- Estimated Input Latency – estimates how many milliseconds the page or web app takes to react to user entries during the five-second window with the highest CPU utilisation when loading the page. If latency is more than 50 milliseconds, users often perceive the page or app as slow.
- Deliver image files in formats with small file sizes and correct dimensions.
- Enable cache optimisation for improved display of static content.
- Avoid redirects and load the most important requests in advance to speed up server response times.
- Deliver animated content in compact, modern video formats where possible.
- Minimise the website’s data volume.
- Add mark-ups and tags appropriately to improve the results of measurements and tracking.
Google Lighthouse also assesses how suitable the website or progressive web app is for physically disabled people. Specifically, Accessibility tests whether important elements like buttons or links are described sufficiently or images and graphics have a voice-over function that outputs the contents audibly for the blind.
Google Lighthouse performs various tests to analyse how well search engines can process the app or website. However, these tests in Lighthouse are very limited. Lighthouse outputs the analysis results on a scale from 0 to 100 points. If the site or app does not get full marks, optimisation is essential and the website operator will need to act.
Lighthouse focuses on search engine optimisation for mobile devices. The feature analyses and tests the website or progressive web app to determine whether it is mobile-friendly and whether tags and metadata are optimised.
How do you use Google Lighthouse?
Users have been able to directly install the Google Lighthouse Chrome extension for several years now. In general, Lighthouse can be used in many different ways. However, they all have one thing in common: Google’s Chrome browser must be installed on the computer where Lighthouse is to be used.
The easiest way to use Lighthouse is via Google DevTools. Lighthouse is available in the audit tab. You can also use the aforementioned Chrome plug-in. The advantage of the Lighthouse Chrome option is that the latest version of the tool is always available. Users can also operate Lighthouse via the command line. This has the advantage that you can also use the Build tools. You can use a Node module for this purpose.
What information does Lighthouse provide?
Google Lighthouse provides key performance indicators for the user experience like “First Contentful Paint” or “First Input Delay”, and it does so in a very simple way. In order to analyse scenarios as precisely as possible, the tool simulates real conditions, especially on mobile devices, by adapting CPU performance and other factors that apply to users in their everyday lives.
After the analysis, Lighthouse assigns scores between 0 and 100, with 100 being the best result. You can use these scores as a guide to help you eliminate potential errors and optimise performance. When analysing the website’s load speed, it breaks the scores down into three categories. Scores from 0 to 49 (red) are rated slow, 50 to 89 (orange) are rated average and from 90 to 100 (green) are rated fast.
Based on these results, you can make the necessary adjustments and optimisations to speed up the website’s load times. The analysis results are output for all measurable events including performance for PWAs, accessibility, best practices, and SEO.

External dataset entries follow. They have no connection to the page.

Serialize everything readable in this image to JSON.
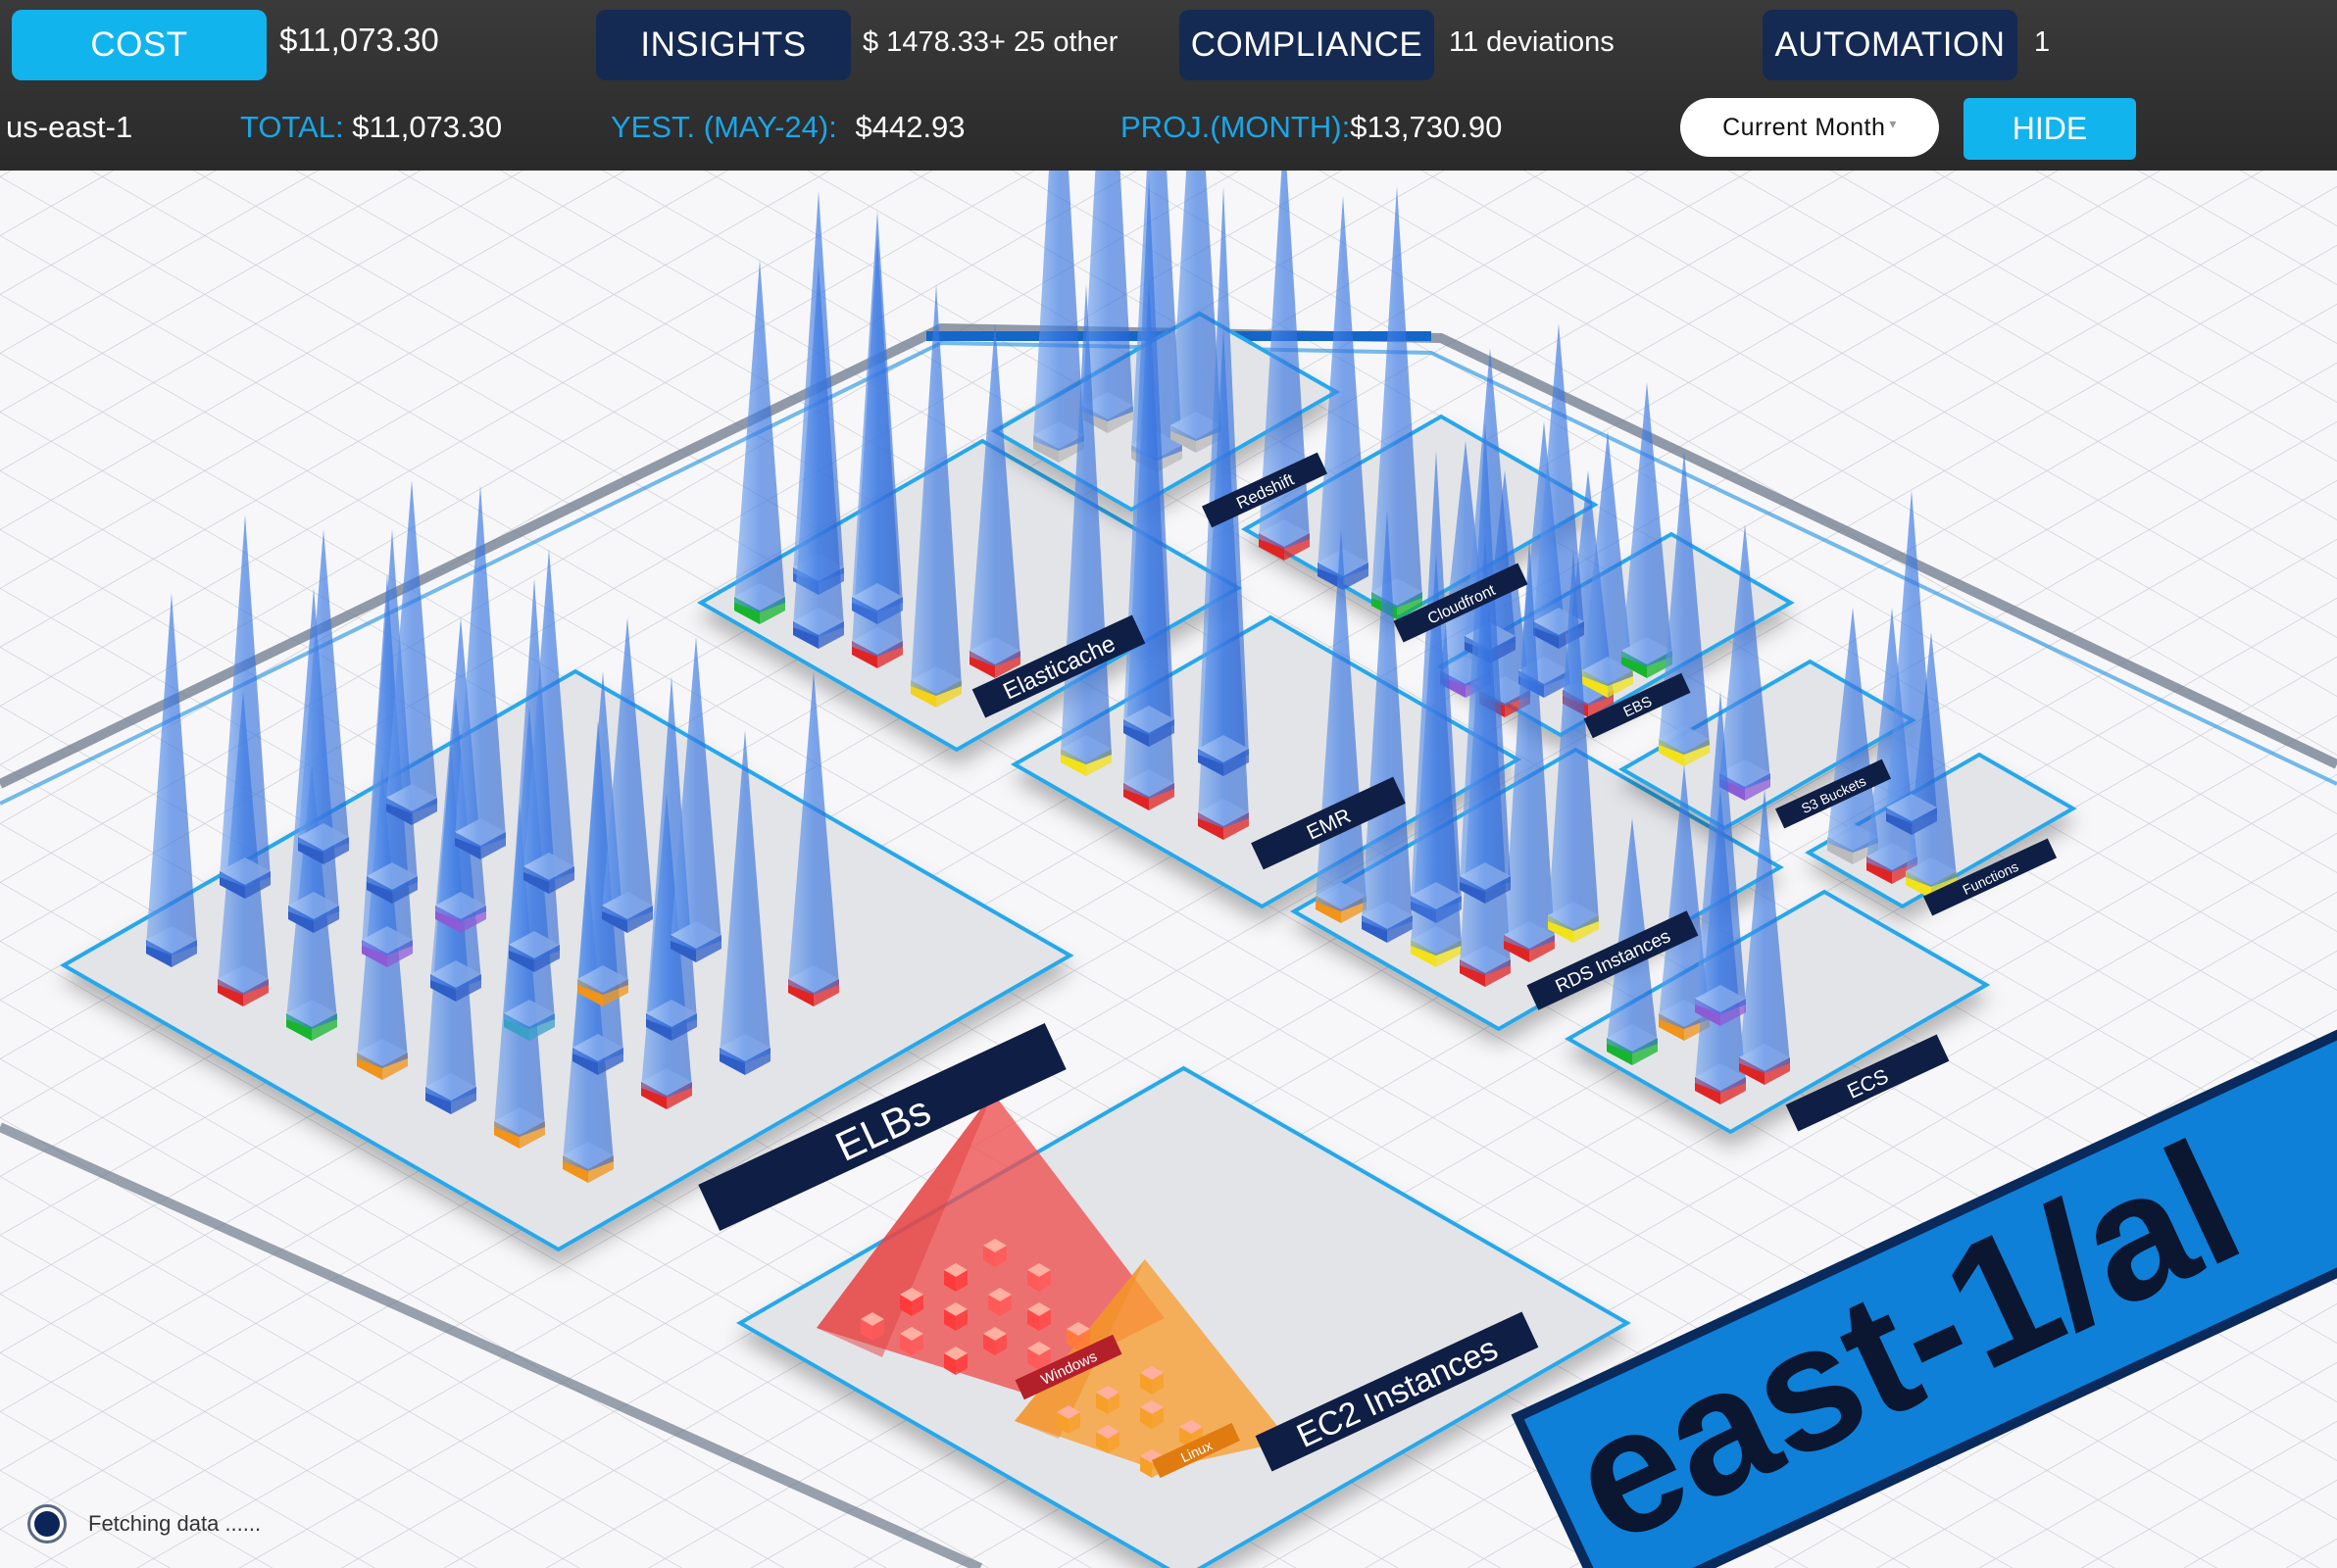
{
  "topbar": {
    "tabs": [
      {
        "label": "COST",
        "value": "$11,073.30"
      },
      {
        "label": "INSIGHTS",
        "value": "$ 1478.33+ 25 other"
      },
      {
        "label": "COMPLIANCE",
        "value": "11 deviations"
      },
      {
        "label": "AUTOMATION",
        "value": "1"
      }
    ],
    "region": "us-east-1",
    "total_label": "TOTAL:",
    "total_value": "$11,073.30",
    "yest_label": "YEST. (MAY-24):",
    "yest_value": "$442.93",
    "proj_label": "PROJ.(MONTH):",
    "proj_value": "$13,730.90",
    "period": "Current Month",
    "hide_label": "HIDE"
  },
  "scene": {
    "groups": {
      "elbs": "ELBs",
      "ec2": "EC2 Instances",
      "windows": "Windows",
      "linux": "Linux",
      "elasticache": "Elasticache",
      "redshift": "Redshift",
      "cloudfront": "Cloudfront",
      "emr": "EMR",
      "ebs": "EBS",
      "rds": "RDS Instances",
      "s3": "S3 Buckets",
      "functions": "Functions",
      "ecs": "ECS"
    },
    "region_banner": "east-1/al"
  },
  "status": {
    "text": "Fetching data ......"
  },
  "colors": {
    "accent": "#12b4ee",
    "tab_dark": "#142a52",
    "label_blue": "#1aa6e8",
    "spike": "#3f7fe6",
    "ec2_red": "#f05050",
    "ec2_orange": "#f7a030"
  }
}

The Lighthouse tests give operators of websites or progressive web apps a lot of information and analytics that enable them to optimise their offerings. The colour scale and recommended tips enable even beginners to take the first steps towards optimising their sites themselves.